Whilst most internal improvements require Council approval, always look at the possibilities and multi-functionality of the space for current and future use. For example, can 4-bedroom house become a 3-bedroom house with a Granny flat? Can you put up a small internal wall and create an additional living area? Can you place a well-designed wall unit into a Studio and create an efficient workspace?
Solicitor or Conveyancer?
As mentioned previously, purchasing a property will be one of the most stressful experiences you face. Contracts are often complex and mostly written by Solicitors. Whilst most Contracts have a standard format and conditions there are often Special Conditions, Restrictions and Easements.
My long-term advice is to build up a personal relationship with a solicitor, who you trust and feel comfortable with, to meet your personal and legal requirements. For a small additional fee, your Solicitor will scrutinize the contract and let you know if there are issues of concern and take you through the legal process. You don’t want to be stuck with a property that you want to renovate but has a historical listing, where you can’t paint your fence the colour you want, plant a garden of your choice or install solar panels on your roof.
Questions to ask the selling agent
- Why is the vendor selling? You will be amazed at what agents sometimes disclose.
- How long has the property been on the market? This is usually also easy to check on-line.
- What is the level of interest?
- Have there been any offers? (Sometime the best offer is not the one accepted).
- What is included in the sale? Sometime people are attached to their portable building (garages, gazebos, curtains, taps). Never assume all fixtures and fittings are included in the sale.
Offer personal feedback to the agent regarding problematic issues, for example the property is too dark, or too noisy etc. This generally goes back to the vendor.
Purchasing an Investment Property
Purchasing an investment property is a slightly different proposition and requires some additional factors to keep in mind.
- Look for properties that are close to transport and amenities as it is easier to rent.
- Keep in mind that most building repairs and expenses are a tax deduction.
- When buying an investment property, you need to purchase with your head not your heart. The opposite is true for a home you want to live in.
- Try to find a property that can grow to meet different demands.
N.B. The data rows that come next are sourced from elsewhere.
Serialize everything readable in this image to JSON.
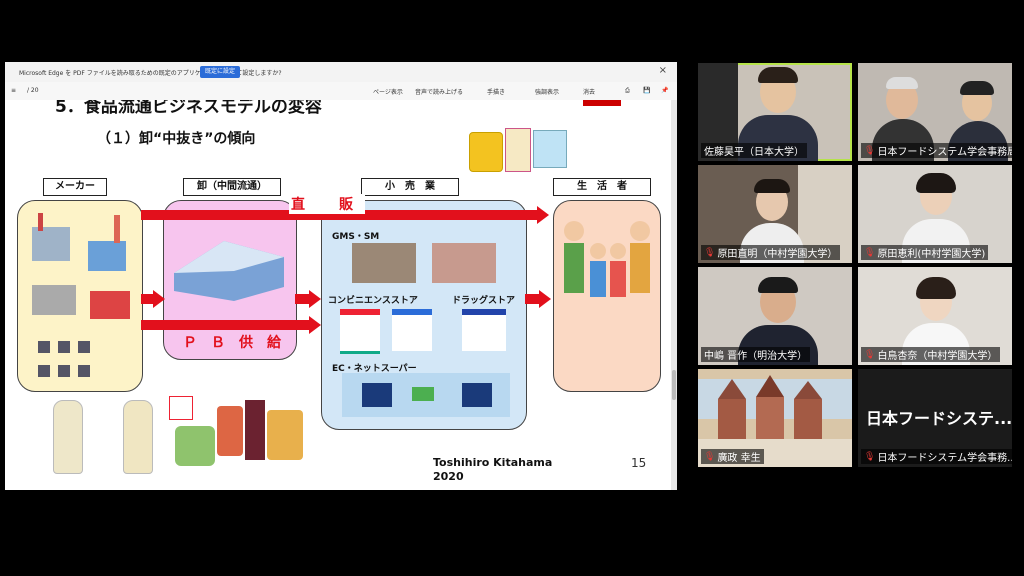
{
  "notification": {
    "text": "Microsoft Edge を PDF ファイルを読み取るための既定のアプリケーションとして設定しますか?",
    "button": "既定に設定"
  },
  "pdf_toolbar": {
    "page": "/ 20",
    "items": [
      "ページ表示",
      "音声で読み上げる",
      "手描き",
      "強調表示",
      "消去"
    ]
  },
  "slide": {
    "title": "5．食品流通ビジネスモデルの変容",
    "subtitle": "（１）卸“中抜き”の傾向",
    "headers": [
      "メーカー",
      "卸（中間流通）",
      "小　売　業",
      "生　活　者"
    ],
    "direct_sales": "直　販",
    "pb_supply": "ＰＢ供給",
    "retail_labels": [
      "GMS・SM",
      "コンビニエンスストア",
      "ドラッグストア",
      "EC・ネットスーパー"
    ],
    "author": "Toshihiro Kitahama",
    "year": "2020",
    "page_number": "15"
  },
  "participants": [
    {
      "name": "佐藤昊平（日本大学）",
      "muted": false
    },
    {
      "name": "日本フードシステム学会事務局",
      "muted": true
    },
    {
      "name": "原田直明（中村学園大学）",
      "muted": true
    },
    {
      "name": "原田恵利(中村学園大学)",
      "muted": true
    },
    {
      "name": "中嶋 晋作（明治大学）",
      "muted": false
    },
    {
      "name": "白鳥杏奈（中村学園大学）",
      "muted": true
    },
    {
      "name": "廣政 幸生",
      "muted": true
    },
    {
      "name": "日本フードシステム学会事務...",
      "muted": true
    }
  ],
  "placeholder_tile_text": "日本フードシステ...",
  "colors": {
    "active_speaker": "#b6e34a",
    "red_arrow": "#e2101c",
    "maker_box": "#fdf3c8",
    "wholesale_box": "#f7c5ee",
    "retail_box": "#d3e7f7",
    "consumer_box": "#fbd9c4"
  }
}
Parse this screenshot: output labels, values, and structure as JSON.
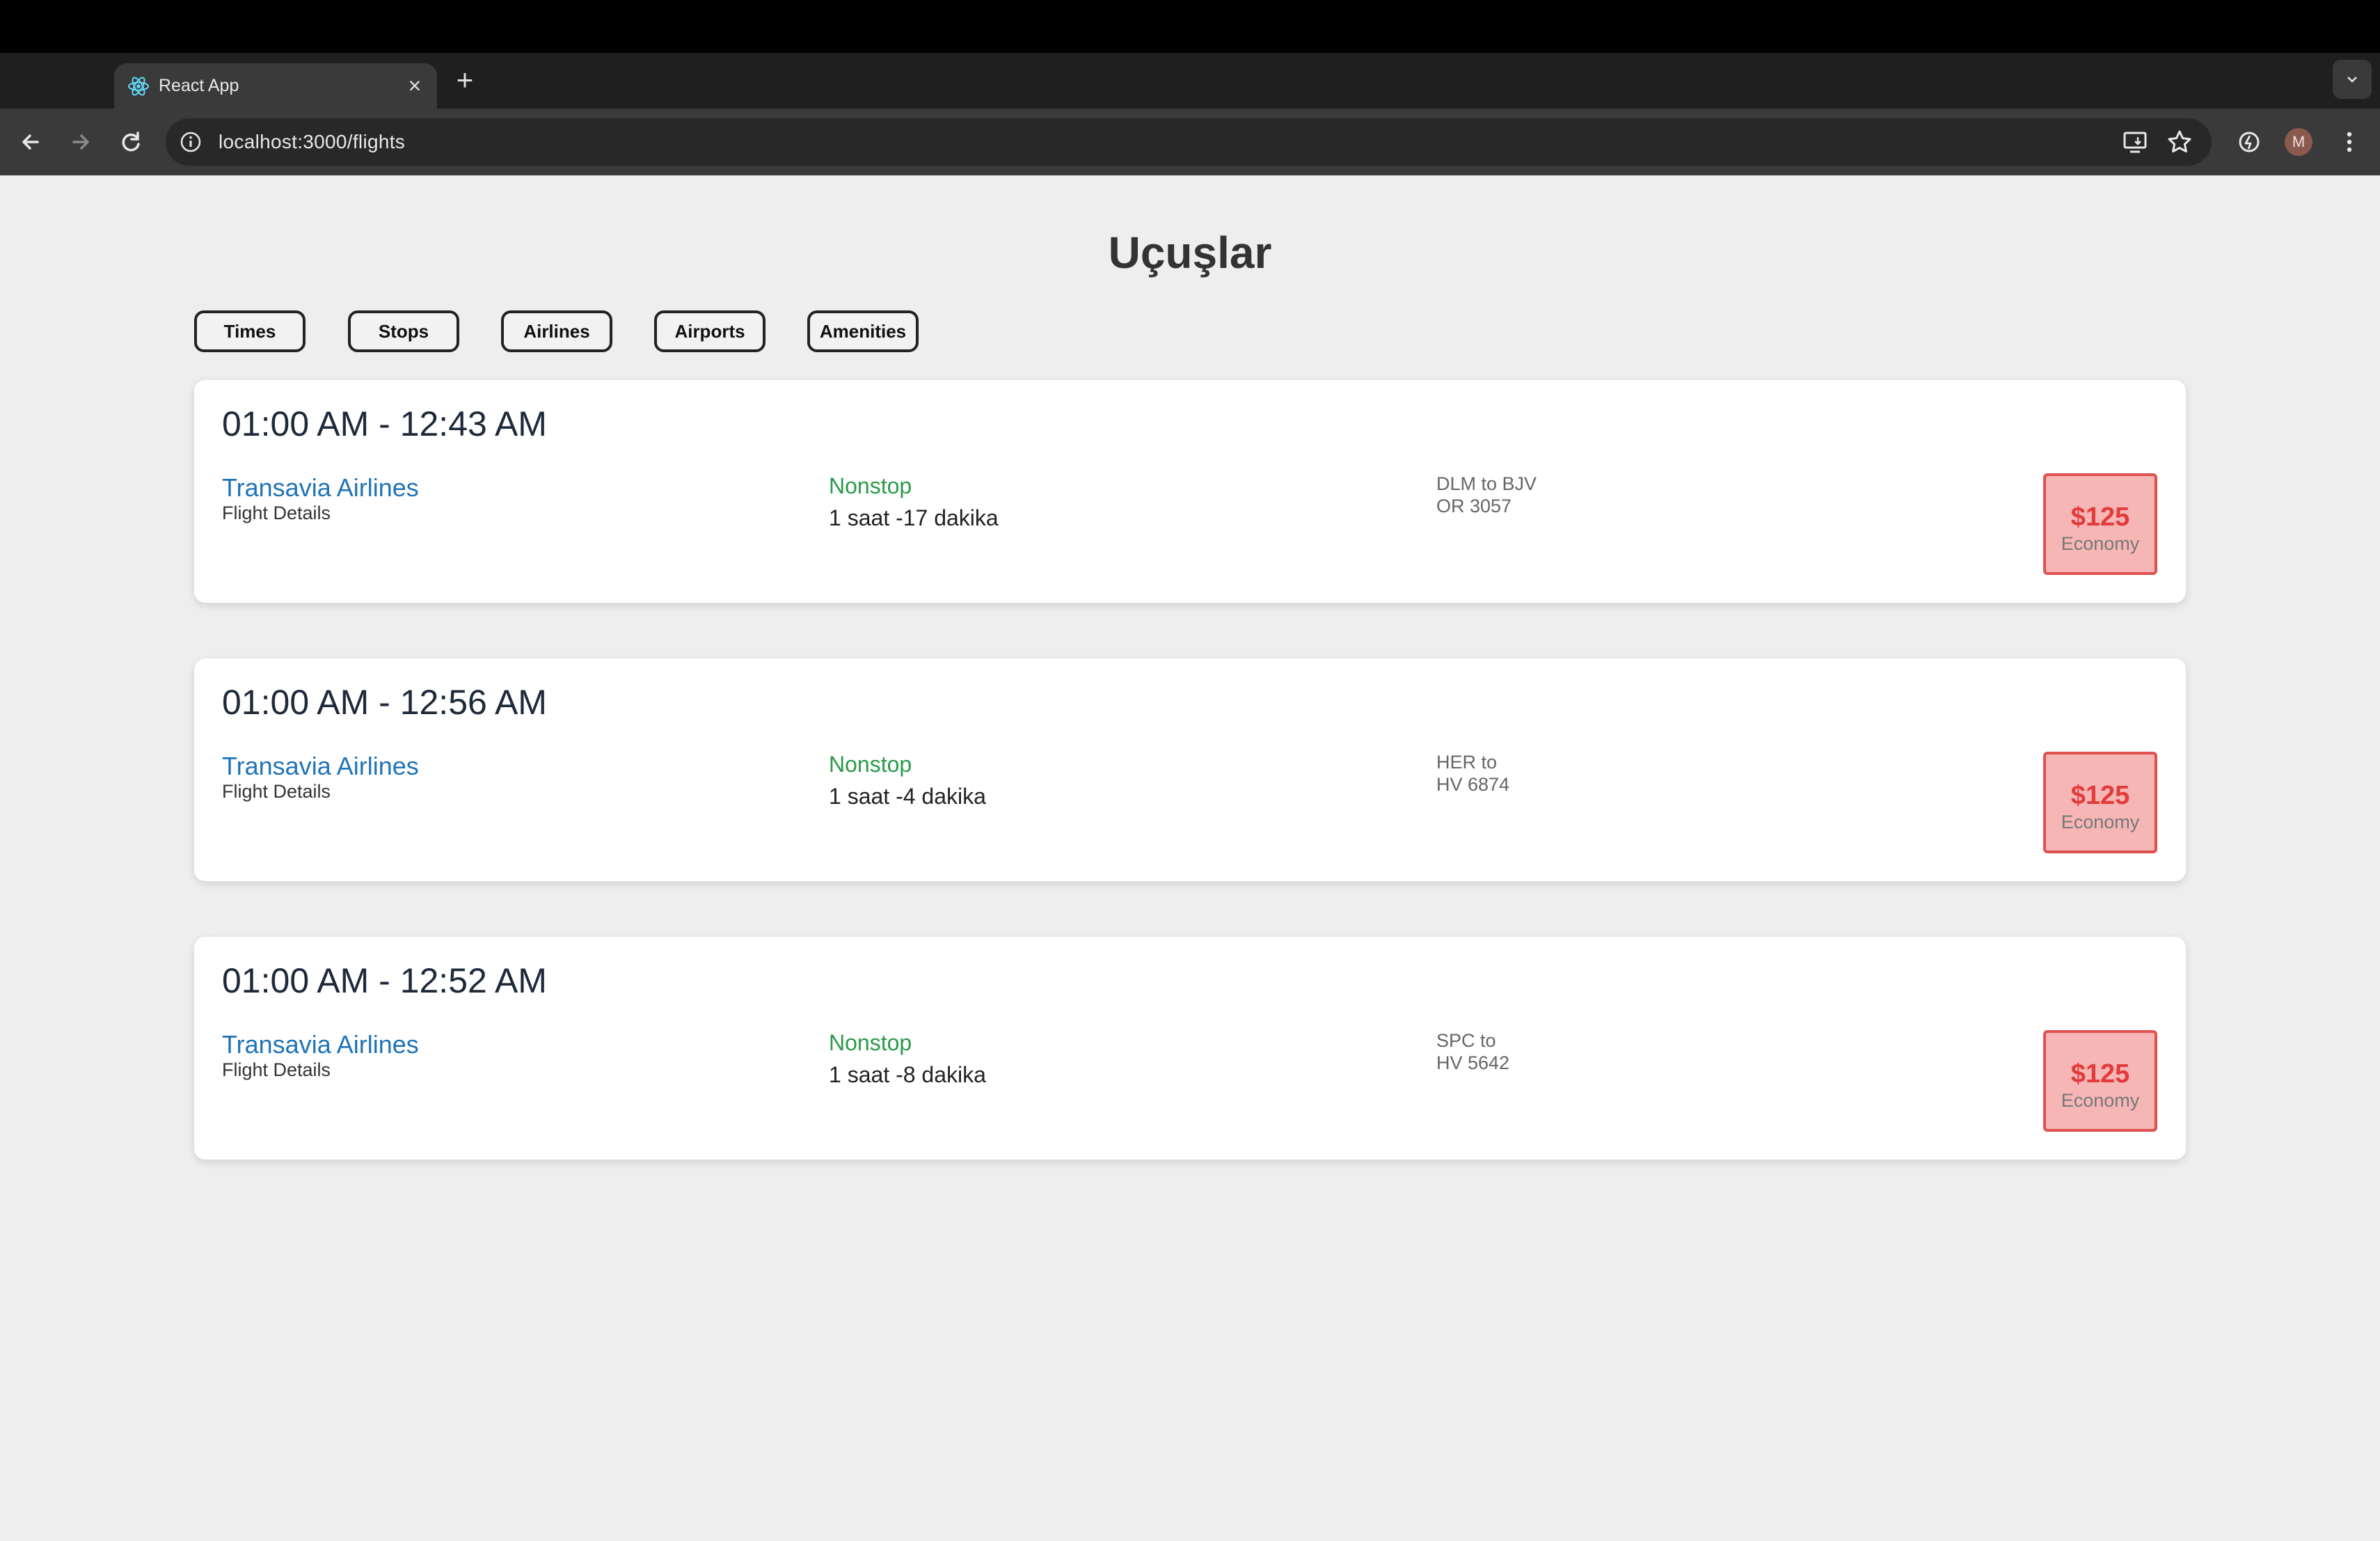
{
  "browser": {
    "tab_title": "React App",
    "url": "localhost:3000/flights",
    "profile_initial": "M"
  },
  "page": {
    "title": "Uçuşlar"
  },
  "filters": [
    "Times",
    "Stops",
    "Airlines",
    "Airports",
    "Amenities"
  ],
  "flights": [
    {
      "time": "01:00 AM - 12:43 AM",
      "airline": "Transavia Airlines",
      "details_label": "Flight Details",
      "stops": "Nonstop",
      "duration": "1 saat -17 dakika",
      "route": "DLM to BJV",
      "flight_no": "OR 3057",
      "price": "$125",
      "cabin": "Economy"
    },
    {
      "time": "01:00 AM - 12:56 AM",
      "airline": "Transavia Airlines",
      "details_label": "Flight Details",
      "stops": "Nonstop",
      "duration": "1 saat -4 dakika",
      "route": "HER to",
      "flight_no": "HV 6874",
      "price": "$125",
      "cabin": "Economy"
    },
    {
      "time": "01:00 AM - 12:52 AM",
      "airline": "Transavia Airlines",
      "details_label": "Flight Details",
      "stops": "Nonstop",
      "duration": "1 saat -8 dakika",
      "route": "SPC to",
      "flight_no": "HV 5642",
      "price": "$125",
      "cabin": "Economy"
    }
  ],
  "colors": {
    "airline": "#1f73b7",
    "nonstop": "#2a9a4a",
    "price": "#e23b3b",
    "price_bg": "#f6b6b6"
  }
}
For example, gauge whether the alcove in a one-bedroom unit can be converted into a study. This will add value to the property.
- It is good practice to have your finances in place before you place an offer on a property, as you can make an offer quicker, you can negotiate more vigorously, and you will be considered to be a more serious investor.
- Another important point is to check that your lending institution will lend on this specific property, in this specific area. At the time of writing this – some banks have ceased lending on properties once they have reached maximum exposure within the complex or area. In general terms, the bank does not want to be overexposed or overinvested in any particular suburb or sector.
- Make sure you always get a strata or building report. These will alert you to issues within the building and help you make an informed decision.
- If you are uncertain about the purchase, walk away even if you have spent time, effort and money on reports and contracts. It is easier and cheaper to walk away than make a purchase that you will regret.
Be aware that purchasing “off the plan” often has associated risks and you don’t always get what you pay for.